Vaizey: ‘inquiries can’t be called willy-nilly’

Culture secretary Ed Vaizey has said that inquiries into library closures cannot be called “willy-nilly”.

Speaking at a parliamentary debate held last night (12th September) to discuss Gloucestershire libraries, Vaizey expressed his favour for library volunteers and pointed out the rarity of inquiries from the Department for Culture, Media and Sport into library closures.

He said: “When one reads debates about the future of library services and calls for inquiries, one assumes that an inquiry is called every minute. In fact, the Public Libraries and Museums Act 1964 has been on the statute book for almost half a century, and in that time only one inquiry has ever been called.” He added: “One cannot simply call an inquiry willy-nilly.”

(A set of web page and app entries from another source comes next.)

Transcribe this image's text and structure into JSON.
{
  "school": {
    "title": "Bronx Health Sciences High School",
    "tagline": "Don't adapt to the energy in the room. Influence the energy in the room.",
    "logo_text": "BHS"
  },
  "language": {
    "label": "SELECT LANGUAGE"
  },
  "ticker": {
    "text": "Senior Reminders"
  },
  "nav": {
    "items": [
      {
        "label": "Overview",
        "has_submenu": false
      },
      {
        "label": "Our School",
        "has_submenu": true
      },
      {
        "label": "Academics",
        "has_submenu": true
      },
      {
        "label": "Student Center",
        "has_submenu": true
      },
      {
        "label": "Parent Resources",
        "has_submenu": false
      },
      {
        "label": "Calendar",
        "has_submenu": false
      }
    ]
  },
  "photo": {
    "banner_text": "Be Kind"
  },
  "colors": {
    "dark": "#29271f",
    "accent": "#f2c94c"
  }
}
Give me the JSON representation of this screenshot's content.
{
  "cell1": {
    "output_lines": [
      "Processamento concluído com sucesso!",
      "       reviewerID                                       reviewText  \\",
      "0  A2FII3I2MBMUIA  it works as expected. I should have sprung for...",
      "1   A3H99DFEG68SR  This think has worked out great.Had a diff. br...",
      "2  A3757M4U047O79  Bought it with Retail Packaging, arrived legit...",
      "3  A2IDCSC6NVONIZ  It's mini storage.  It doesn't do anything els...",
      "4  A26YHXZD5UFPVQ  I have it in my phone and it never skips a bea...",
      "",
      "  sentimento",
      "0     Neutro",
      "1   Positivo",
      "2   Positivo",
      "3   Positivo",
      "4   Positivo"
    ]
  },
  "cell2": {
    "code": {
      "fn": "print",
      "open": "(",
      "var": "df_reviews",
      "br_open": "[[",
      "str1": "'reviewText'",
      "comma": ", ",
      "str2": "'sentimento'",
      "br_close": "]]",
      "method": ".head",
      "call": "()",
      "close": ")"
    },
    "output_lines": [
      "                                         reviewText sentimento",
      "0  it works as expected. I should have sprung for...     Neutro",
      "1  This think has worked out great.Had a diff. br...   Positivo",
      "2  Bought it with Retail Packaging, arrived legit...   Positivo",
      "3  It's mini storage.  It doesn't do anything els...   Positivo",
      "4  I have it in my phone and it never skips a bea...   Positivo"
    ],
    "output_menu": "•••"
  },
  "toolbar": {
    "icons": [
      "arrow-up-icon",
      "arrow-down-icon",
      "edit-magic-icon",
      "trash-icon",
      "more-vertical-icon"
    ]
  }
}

Vaizey recently confirmed he was not intending to intervene over closures in Bolton, Lewisham and the Isle of Wight.

At the debate, Cheltenham Liberal Democrat MP Martin Horwood spoke out against closures in Gloucestershire, where campaign group the Friends of Gloucestershire Libraries is battling to save libraries. He said: “Libraries are community hubs and noticeboards, providing sources of information as well as pleasure and learning.

"They are vital in communities that face particular challenges, where free access to books is not some middle-class luxury, but an essential local service—and not simply access to books, but access to quiet work space, including for homework, when sometimes that is impossible to find at home.” However, the Conservative Gloucester MP Richard Graham described the complaints as “an artful and early kick-off to a Lib Dem county council election campaign”.

Vaizey conceded that: “it is genuinely the case that the position in Gloucestershire has been uncertain for some time”, but said he would have to wait for his officials to review the situation before the possibility of an inquiry.

Vaizey also referred to funding available to help library services from the Arts Council, which he described as being “responsible for superintending and promoting the library service”, despite the fact that the body has said those superintending responsibilities rest with the DCMS.

He ended the debate by saying: “I make no apology for the increase in volunteers in libraries. They make an enormous difference to the provision of library services.”